First the ‘reverse-face’ view was introduced by Campbell. With this technique, a frontal 3D-rendered view of the face is obtained and rotated 180 degrees around the y-axis of the fetus. Then by looking from the oropharynx (from inside out), the palate, tongue, nasal cavity and orbits can be seen by scrolling through the volume ( Fig. 35.23 ).
Hereafter different strategies using 3D volumes have been developed to visualise the palate; these techniques include the ‘flipped-face’ view ( Fig. 35.24 ), the ‘flipped face’ view with angled insonation, the anterior axial 3D view reconstruction and variants of these. They differ mainly in starting plane, insonation angles, the way the volume is rotated and the position of the view bar. The best images are obtained when the head of the fetus is slightly extended, the mouth is open and amniotic fluid is present in the oral cavity (see Fig. 35.20 ). In everyday practice, fetuses have very different positions, and the image quality differs in each patient. Therefore the best strategy must be considered on a case-by-case basis.
Recently, new 3D tools such as the ‘polyline’ enable tracing a line along the curved 2D sagittal view of the palate and to obtain a rendered image of it ( Fig. 35.25 ). Also in these cases, it is important that the fetus has a slightly open mouth and that the palate lies as much as possible perpendicular to the scanning plane.

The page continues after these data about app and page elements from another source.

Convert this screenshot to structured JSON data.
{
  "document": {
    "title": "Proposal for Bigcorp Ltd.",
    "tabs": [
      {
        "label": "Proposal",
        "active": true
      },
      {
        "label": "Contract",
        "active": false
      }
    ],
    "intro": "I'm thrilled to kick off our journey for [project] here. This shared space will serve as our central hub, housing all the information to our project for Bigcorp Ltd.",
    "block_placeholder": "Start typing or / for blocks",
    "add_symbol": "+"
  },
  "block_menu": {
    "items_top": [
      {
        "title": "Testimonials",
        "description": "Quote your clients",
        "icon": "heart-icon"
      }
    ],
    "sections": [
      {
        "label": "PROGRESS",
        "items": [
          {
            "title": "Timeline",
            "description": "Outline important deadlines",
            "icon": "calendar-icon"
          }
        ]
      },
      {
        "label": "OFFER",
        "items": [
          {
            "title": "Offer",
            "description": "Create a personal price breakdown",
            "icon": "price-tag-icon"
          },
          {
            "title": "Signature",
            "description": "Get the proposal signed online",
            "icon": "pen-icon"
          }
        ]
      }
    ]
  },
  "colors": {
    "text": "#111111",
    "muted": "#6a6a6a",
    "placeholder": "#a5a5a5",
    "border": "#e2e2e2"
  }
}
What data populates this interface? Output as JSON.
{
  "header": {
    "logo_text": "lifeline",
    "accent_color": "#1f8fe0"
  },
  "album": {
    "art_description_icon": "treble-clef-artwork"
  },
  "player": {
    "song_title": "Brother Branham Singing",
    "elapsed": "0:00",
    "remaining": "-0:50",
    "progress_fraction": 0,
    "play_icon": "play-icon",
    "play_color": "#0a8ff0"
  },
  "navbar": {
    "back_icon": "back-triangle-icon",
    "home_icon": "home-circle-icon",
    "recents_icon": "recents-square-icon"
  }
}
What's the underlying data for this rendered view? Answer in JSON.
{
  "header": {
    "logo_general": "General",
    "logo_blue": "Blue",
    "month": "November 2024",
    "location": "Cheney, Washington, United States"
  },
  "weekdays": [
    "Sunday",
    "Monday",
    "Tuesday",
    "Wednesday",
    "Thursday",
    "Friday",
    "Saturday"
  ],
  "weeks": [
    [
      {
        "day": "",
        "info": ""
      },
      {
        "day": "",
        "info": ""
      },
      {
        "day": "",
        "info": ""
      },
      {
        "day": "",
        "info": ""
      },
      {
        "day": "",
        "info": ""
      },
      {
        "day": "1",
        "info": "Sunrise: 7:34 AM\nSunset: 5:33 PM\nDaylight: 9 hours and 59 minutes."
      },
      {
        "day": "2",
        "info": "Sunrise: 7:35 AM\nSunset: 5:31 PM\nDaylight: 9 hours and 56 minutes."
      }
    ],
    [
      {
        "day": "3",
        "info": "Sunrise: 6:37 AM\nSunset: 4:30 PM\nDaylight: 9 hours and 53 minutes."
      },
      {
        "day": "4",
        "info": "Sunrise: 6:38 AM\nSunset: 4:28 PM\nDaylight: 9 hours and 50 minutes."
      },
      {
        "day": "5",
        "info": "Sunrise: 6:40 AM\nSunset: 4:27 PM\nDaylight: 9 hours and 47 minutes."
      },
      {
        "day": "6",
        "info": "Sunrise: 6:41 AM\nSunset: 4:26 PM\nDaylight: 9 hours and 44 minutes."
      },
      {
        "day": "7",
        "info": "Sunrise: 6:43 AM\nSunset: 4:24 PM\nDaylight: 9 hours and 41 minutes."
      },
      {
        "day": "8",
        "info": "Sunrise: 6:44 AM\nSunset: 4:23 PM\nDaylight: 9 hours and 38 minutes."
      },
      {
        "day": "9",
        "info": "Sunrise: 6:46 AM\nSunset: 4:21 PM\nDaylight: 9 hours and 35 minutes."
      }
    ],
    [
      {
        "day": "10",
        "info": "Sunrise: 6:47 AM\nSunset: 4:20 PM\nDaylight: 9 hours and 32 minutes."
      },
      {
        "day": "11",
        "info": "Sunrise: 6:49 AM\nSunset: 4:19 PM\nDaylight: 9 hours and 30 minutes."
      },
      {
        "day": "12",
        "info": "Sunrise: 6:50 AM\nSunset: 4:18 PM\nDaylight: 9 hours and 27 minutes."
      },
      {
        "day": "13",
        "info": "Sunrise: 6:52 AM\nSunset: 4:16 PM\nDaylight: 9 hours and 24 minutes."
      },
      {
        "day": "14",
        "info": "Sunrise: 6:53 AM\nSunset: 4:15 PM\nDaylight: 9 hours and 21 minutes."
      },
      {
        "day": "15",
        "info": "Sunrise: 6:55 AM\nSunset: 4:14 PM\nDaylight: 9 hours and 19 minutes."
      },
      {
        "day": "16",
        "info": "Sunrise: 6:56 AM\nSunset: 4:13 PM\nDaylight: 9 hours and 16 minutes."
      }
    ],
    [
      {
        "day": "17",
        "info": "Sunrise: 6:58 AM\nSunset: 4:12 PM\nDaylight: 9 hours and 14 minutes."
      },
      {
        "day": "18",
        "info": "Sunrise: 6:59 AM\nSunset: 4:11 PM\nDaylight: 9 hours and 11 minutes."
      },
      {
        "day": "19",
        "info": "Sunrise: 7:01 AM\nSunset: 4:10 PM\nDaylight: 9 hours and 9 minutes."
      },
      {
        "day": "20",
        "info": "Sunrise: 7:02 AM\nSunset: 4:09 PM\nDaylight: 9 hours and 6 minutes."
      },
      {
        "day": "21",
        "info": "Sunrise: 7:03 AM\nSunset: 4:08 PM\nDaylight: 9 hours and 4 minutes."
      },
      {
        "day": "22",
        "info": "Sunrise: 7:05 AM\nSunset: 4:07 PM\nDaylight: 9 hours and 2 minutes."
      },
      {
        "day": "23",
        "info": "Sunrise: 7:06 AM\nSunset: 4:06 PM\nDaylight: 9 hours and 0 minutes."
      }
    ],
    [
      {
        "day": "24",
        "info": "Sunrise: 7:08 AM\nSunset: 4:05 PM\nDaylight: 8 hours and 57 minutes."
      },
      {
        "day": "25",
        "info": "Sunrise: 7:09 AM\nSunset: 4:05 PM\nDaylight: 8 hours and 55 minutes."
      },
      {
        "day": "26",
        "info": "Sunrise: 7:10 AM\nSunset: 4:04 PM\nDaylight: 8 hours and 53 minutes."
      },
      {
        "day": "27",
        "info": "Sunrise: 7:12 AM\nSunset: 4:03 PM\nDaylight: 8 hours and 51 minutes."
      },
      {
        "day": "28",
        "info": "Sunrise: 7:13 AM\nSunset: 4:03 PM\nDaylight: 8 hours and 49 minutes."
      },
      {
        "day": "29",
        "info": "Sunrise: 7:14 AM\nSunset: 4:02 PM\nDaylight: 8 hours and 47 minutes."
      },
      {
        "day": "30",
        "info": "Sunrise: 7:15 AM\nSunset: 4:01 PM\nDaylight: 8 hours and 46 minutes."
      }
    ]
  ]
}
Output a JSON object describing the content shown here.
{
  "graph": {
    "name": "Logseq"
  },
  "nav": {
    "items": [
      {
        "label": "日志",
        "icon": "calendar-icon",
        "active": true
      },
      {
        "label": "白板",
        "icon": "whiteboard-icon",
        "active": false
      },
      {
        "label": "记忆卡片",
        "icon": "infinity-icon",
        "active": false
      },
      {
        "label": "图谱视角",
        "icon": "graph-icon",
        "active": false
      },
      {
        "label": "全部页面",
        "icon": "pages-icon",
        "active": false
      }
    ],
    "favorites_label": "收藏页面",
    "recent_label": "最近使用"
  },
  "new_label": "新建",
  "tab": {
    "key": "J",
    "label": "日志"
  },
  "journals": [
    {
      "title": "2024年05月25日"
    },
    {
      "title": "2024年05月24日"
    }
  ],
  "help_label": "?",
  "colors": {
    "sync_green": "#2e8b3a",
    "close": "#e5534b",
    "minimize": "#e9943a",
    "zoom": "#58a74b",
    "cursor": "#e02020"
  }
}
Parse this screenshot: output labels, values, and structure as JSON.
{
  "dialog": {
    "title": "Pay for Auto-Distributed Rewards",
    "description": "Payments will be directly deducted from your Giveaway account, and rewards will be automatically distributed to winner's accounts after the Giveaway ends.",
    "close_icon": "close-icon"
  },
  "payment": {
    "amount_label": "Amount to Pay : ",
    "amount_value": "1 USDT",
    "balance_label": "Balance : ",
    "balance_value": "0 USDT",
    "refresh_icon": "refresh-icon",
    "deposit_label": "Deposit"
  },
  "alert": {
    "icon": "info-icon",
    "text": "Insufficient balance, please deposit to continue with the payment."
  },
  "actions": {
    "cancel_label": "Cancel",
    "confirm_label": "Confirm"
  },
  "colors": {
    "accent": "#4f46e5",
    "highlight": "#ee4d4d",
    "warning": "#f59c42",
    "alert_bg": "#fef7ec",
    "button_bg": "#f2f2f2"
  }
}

Micrognathia refers to a hypoplastic mandible. In retrognathia, the anteroposterior axis is mostly affected. Both conditions usually coexist, but frequently only the term micrognathia is used to refer to the combination micrognathia and retrognathia. After facial clefts, micrognathia is the most common congenital facial anomaly. Micrognathia can be isolated but is often associated. Conditions presenting micrognathia can be categorised in syndromic conditions primarily involving the mandible (e.g. Pierre Robin sequence, Treacher Collins syndrome, acrofacial dysostosis, orofaciodigital syndromes), skeletal and neuromuscular diseases (e.g. Pena–Shokeir syndrome, multiple pterygium syndrome, achondrogenesis, campomelic dysplasia), chromosomal aberrations (e.g. trisomy 18, trisomy13, triploidy, cri du chat syndrome, Wolf-Hirschhorn syndrome, Pallister Killian syndrome) and other nonchromosomal syndromic conditions (e.g. Meckel-Gruber syndrome, Fryns syndrome, Goldenhar syndrome, Peters plus syndrome). A search in the OMIM website (Online Mendelian Inheritance in Man, a database of human genes and genetic disorders) retrieved 564 hits for ‘micrognathia’ and 180 for ‘retrognathia, (in 2017). Table 35.1 summarises publications on the incidence of associated conditions. The very low percentage of isolated cases illustrates the severity of this facial anomaly, although it is likely that mild isolated cases escape prenatal identification.